Element data from apps and pages:
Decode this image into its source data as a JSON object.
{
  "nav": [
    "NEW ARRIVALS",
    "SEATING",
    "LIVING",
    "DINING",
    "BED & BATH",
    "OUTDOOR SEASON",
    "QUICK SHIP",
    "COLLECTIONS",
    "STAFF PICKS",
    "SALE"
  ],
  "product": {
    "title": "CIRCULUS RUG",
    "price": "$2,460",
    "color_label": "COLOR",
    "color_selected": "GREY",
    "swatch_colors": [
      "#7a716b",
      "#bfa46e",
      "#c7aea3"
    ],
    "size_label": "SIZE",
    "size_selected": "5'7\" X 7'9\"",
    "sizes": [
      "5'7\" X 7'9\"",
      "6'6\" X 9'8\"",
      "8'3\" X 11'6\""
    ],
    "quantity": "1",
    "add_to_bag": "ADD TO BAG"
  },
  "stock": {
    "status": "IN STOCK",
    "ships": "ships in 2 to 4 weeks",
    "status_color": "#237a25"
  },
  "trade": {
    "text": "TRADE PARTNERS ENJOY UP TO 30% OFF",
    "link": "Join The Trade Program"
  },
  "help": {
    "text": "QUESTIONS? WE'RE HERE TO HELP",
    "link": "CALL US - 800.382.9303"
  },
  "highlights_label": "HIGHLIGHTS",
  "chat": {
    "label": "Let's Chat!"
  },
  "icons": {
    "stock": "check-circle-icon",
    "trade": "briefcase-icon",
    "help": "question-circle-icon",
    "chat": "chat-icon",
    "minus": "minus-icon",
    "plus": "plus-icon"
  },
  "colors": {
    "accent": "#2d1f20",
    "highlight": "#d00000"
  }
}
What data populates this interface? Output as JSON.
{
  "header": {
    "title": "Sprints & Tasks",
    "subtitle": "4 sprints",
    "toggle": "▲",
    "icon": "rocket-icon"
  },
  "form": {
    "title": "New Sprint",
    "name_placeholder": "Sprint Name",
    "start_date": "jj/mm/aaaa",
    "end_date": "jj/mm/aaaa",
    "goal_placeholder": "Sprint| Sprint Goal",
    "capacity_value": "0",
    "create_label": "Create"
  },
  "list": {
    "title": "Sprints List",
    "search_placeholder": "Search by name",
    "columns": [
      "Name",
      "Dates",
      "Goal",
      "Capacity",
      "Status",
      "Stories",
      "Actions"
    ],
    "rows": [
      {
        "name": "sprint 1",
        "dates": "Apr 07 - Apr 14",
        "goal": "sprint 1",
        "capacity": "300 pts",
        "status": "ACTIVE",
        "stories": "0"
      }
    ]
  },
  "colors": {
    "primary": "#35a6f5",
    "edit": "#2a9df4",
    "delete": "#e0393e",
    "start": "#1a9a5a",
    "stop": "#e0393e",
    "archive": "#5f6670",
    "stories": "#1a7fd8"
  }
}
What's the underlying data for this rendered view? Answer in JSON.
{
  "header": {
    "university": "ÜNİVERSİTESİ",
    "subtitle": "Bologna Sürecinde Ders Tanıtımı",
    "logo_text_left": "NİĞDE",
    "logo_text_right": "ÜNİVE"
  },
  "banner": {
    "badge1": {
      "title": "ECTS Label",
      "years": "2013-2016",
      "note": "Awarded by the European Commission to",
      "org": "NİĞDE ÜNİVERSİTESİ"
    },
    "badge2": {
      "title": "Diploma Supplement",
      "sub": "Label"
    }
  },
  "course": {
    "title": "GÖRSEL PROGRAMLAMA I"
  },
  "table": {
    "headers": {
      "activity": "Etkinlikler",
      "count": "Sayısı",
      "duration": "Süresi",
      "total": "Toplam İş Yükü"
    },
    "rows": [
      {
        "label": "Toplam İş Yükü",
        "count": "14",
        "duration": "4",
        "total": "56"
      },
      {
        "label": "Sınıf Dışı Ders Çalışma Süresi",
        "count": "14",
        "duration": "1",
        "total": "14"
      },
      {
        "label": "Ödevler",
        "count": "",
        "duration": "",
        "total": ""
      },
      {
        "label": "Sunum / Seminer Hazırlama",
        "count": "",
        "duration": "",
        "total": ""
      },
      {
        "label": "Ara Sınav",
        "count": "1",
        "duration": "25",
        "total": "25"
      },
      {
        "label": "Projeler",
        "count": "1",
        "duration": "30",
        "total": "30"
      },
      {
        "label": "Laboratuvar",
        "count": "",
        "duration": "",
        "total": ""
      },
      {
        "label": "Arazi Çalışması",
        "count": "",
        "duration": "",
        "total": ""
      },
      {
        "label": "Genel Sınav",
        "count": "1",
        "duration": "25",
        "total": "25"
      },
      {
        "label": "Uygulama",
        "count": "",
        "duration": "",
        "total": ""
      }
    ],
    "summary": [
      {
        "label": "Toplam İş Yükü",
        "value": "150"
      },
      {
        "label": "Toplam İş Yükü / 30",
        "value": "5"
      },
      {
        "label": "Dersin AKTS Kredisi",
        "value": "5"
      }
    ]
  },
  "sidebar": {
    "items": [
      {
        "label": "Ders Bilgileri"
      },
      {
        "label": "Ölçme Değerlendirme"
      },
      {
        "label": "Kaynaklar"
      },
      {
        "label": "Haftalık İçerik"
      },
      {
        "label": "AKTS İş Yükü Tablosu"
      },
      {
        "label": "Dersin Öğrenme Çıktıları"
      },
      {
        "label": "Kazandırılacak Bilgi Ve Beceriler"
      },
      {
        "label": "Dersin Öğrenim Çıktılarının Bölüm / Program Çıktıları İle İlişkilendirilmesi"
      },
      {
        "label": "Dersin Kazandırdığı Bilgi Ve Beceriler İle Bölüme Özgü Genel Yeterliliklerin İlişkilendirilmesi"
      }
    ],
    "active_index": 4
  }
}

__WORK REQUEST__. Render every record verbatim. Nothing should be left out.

__COMPLETED TASK__.
Decode this image into its source data as a JSON object.
{
  "nav": [
    "NEW ARRIVALS",
    "SEATING",
    "LIVING",
    "DINING",
    "BED & BATH",
    "OUTDOOR SEASON",
    "QUICK SHIP",
    "COLLECTIONS",
    "STAFF PICKS",
    "SALE"
  ],
  "product": {
    "title": "CIRCULUS RUG",
    "price": "$2,460",
    "color_label": "COLOR",
    "color_selected": "GREY",
    "swatch_colors": [
      "#7a716b",
      "#bfa46e",
      "#c7aea3"
    ],
    "size_label": "SIZE",
    "size_selected": "5'7\" X 7'9\"",
    "sizes": [
      "5'7\" X 7'9\"",
      "6'6\" X 9'8\"",
      "8'3\" X 11'6\""
    ],
    "quantity": "1",
    "add_to_bag": "ADD TO BAG"
  },
  "stock": {
    "status": "IN STOCK",
    "ships": "ships in 2 to 4 weeks",
    "status_color": "#237a25"
  },
  "trade": {
    "text": "TRADE PARTNERS ENJOY UP TO 30% OFF",
    "link": "Join The Trade Program"
  },
  "help": {
    "text": "QUESTIONS? WE'RE HERE TO HELP",
    "link": "CALL US - 800.382.9303"
  },
  "highlights_label": "HIGHLIGHTS",
  "chat": {
    "label": "Let's Chat!"
  },
  "icons": {
    "stock": "check-circle-icon",
    "trade": "briefcase-icon",
    "help": "question-circle-icon",
    "chat": "chat-icon",
    "minus": "minus-icon",
    "plus": "plus-icon"
  },
  "colors": {
    "accent": "#2d1f20",
    "highlight": "#d00000"
  }
}
What data populates this interface? Output as JSON.
{
  "header": {
    "title": "Sprints & Tasks",
    "subtitle": "4 sprints",
    "toggle": "▲",
    "icon": "rocket-icon"
  },
  "form": {
    "title": "New Sprint",
    "name_placeholder": "Sprint Name",
    "start_date": "jj/mm/aaaa",
    "end_date": "jj/mm/aaaa",
    "goal_placeholder": "Sprint| Sprint Goal",
    "capacity_value": "0",
    "create_label": "Create"
  },
  "list": {
    "title": "Sprints List",
    "search_placeholder": "Search by name",
    "columns": [
      "Name",
      "Dates",
      "Goal",
      "Capacity",
      "Status",
      "Stories",
      "Actions"
    ],
    "rows": [
      {
        "name": "sprint 1",
        "dates": "Apr 07 - Apr 14",
        "goal": "sprint 1",
        "capacity": "300 pts",
        "status": "ACTIVE",
        "stories": "0"
      }
    ]
  },
  "colors": {
    "primary": "#35a6f5",
    "edit": "#2a9df4",
    "delete": "#e0393e",
    "start": "#1a9a5a",
    "stop": "#e0393e",
    "archive": "#5f6670",
    "stories": "#1a7fd8"
  }
}
What's the underlying data for this rendered view? Answer in JSON.
{
  "header": {
    "university": "ÜNİVERSİTESİ",
    "subtitle": "Bologna Sürecinde Ders Tanıtımı",
    "logo_text_left": "NİĞDE",
    "logo_text_right": "ÜNİVE"
  },
  "banner": {
    "badge1": {
      "title": "ECTS Label",
      "years": "2013-2016",
      "note": "Awarded by the European Commission to",
      "org": "NİĞDE ÜNİVERSİTESİ"
    },
    "badge2": {
      "title": "Diploma Supplement",
      "sub": "Label"
    }
  },
  "course": {
    "title": "GÖRSEL PROGRAMLAMA I"
  },
  "table": {
    "headers": {
      "activity": "Etkinlikler",
      "count": "Sayısı",
      "duration": "Süresi",
      "total": "Toplam İş Yükü"
    },
    "rows": [
      {
        "label": "Toplam İş Yükü",
        "count": "14",
        "duration": "4",
        "total": "56"
      },
      {
        "label": "Sınıf Dışı Ders Çalışma Süresi",
        "count": "14",
        "duration": "1",
        "total": "14"
      },
      {
        "label": "Ödevler",
        "count": "",
        "duration": "",
        "total": ""
      },
      {
        "label": "Sunum / Seminer Hazırlama",
        "count": "",
        "duration": "",
        "total": ""
      },
      {
        "label": "Ara Sınav",
        "count": "1",
        "duration": "25",
        "total": "25"
      },
      {
        "label": "Projeler",
        "count": "1",
        "duration": "30",
        "total": "30"
      },
      {
        "label": "Laboratuvar",
        "count": "",
        "duration": "",
        "total": ""
      },
      {
        "label": "Arazi Çalışması",
        "count": "",
        "duration": "",
        "total": ""
      },
      {
        "label": "Genel Sınav",
        "count": "1",
        "duration": "25",
        "total": "25"
      },
      {
        "label": "Uygulama",
        "count": "",
        "duration": "",
        "total": ""
      }
    ],
    "summary": [
      {
        "label": "Toplam İş Yükü",
        "value": "150"
      },
      {
        "label": "Toplam İş Yükü / 30",
        "value": "5"
      },
      {
        "label": "Dersin AKTS Kredisi",
        "value": "5"
      }
    ]
  },
  "sidebar": {
    "items": [
      {
        "label": "Ders Bilgileri"
      },
      {
        "label": "Ölçme Değerlendirme"
      },
      {
        "label": "Kaynaklar"
      },
      {
        "label": "Haftalık İçerik"
      },
      {
        "label": "AKTS İş Yükü Tablosu"
      },
      {
        "label": "Dersin Öğrenme Çıktıları"
      },
      {
        "label": "Kazandırılacak Bilgi Ve Beceriler"
      },
      {
        "label": "Dersin Öğrenim Çıktılarının Bölüm / Program Çıktıları İle İlişkilendirilmesi"
      },
      {
        "label": "Dersin Kazandırdığı Bilgi Ve Beceriler İle Bölüme Özgü Genel Yeterliliklerin İlişkilendirilmesi"
      }
    ],
    "active_index": 4
  }
}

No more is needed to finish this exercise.